The global corn market may see 60 million metric tons “disappearing” as drought cuts the U.S. harvest, said Australia & New Zealand Banking Group Ltd.
The harvest in the U.S., the largest corn grower and exporter, will probably drop 20 percent to 25 percent this year, after drought cut wheat harvests in the Black Sea region, Paul Deane, an agricultural economist at ANZ, said in an interview with Susan Li on Bloomberg Television’s “First Up.”
“We’re seeing two very big holes in the grain production side,” Deane said, referring to losses in the U.S. and the Black Sea. “Overall, we’re likely to see further gains for grains and oilseeds.”

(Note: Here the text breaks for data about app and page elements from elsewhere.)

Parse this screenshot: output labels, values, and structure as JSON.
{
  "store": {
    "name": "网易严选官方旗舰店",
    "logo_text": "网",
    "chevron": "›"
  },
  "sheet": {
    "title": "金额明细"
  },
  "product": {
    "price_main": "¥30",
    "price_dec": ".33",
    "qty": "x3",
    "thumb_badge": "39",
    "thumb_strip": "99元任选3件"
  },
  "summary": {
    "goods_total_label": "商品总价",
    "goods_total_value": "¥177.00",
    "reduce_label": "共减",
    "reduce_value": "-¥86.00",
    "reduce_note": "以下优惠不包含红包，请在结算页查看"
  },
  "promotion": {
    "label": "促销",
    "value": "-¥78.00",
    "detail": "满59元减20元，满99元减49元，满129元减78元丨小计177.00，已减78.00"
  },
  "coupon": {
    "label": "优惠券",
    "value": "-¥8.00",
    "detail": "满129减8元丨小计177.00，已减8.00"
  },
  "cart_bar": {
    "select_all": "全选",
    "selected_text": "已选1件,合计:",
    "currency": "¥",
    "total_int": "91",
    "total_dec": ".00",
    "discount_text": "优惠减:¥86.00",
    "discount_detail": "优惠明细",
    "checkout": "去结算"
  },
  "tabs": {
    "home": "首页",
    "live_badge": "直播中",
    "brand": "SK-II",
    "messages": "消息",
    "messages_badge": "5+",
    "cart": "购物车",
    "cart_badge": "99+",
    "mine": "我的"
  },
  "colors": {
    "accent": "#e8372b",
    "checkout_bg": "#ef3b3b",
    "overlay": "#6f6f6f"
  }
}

Corn, which surged to a record $8 today, has soared more than 55 percent since June 15, signaling higher food prices and boosting expenses for producers of livestock feed and ethanol. The grain is in the fourth year of a bull market, heading for the longest rally since 1964. The drought that prompted the U.S. to declare almost 1,300 counties in 29 states as natural-disaster areas, may cause a global grains shortage, according to Commonwealth Bank of Australia.

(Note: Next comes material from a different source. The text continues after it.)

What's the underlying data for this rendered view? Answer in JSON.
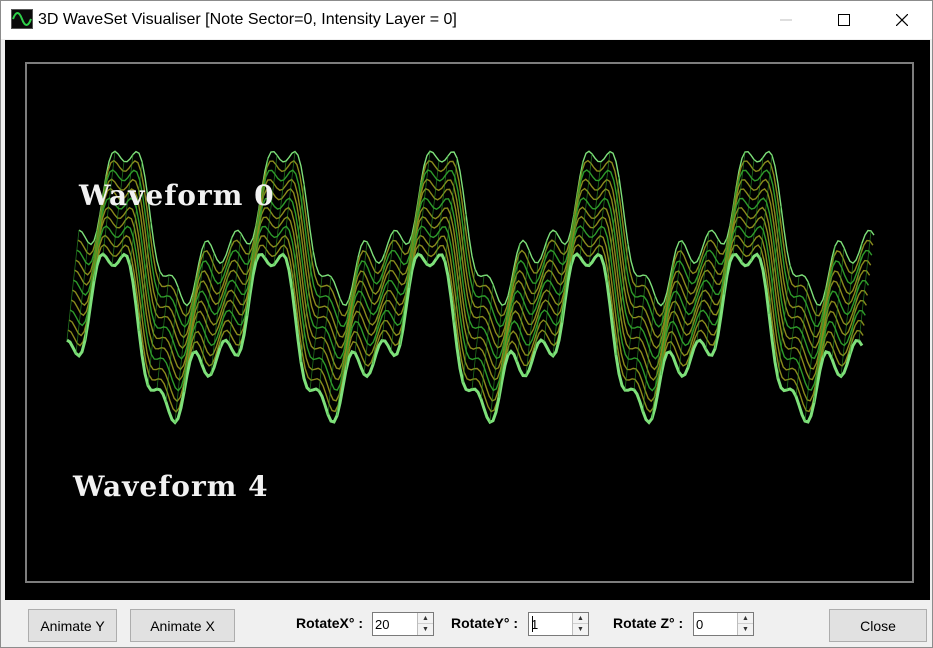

Global corn production was estimated by the U.S. Department of Agriculture at 905.2 million tons earlier this month, before drought worsened in the Midwest. Total use was forecast at 900.5 million tons, the agency said.

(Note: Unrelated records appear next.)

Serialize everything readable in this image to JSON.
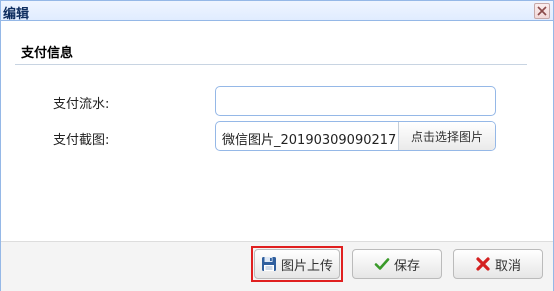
{
  "window": {
    "title": "编辑",
    "close_icon": "close-icon"
  },
  "section": {
    "title": "支付信息"
  },
  "form": {
    "serial_label": "支付流水:",
    "serial_value": "",
    "screenshot_label": "支付截图:",
    "screenshot_filename": "微信图片_20190309090217",
    "choose_image_label": "点击选择图片"
  },
  "footer": {
    "upload_label": "图片上传",
    "upload_icon": "floppy-disk-icon",
    "save_label": "保存",
    "save_icon": "checkmark-icon",
    "cancel_label": "取消",
    "cancel_icon": "red-x-icon",
    "highlight_color": "#e02020"
  }
}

Deane’s estimate for a loss of 60 million tons is more than double the harvest in Argentina, the second-largest shipper. Argentina was predicted to produce 25 million tons in 2012-2013, according to the USDA.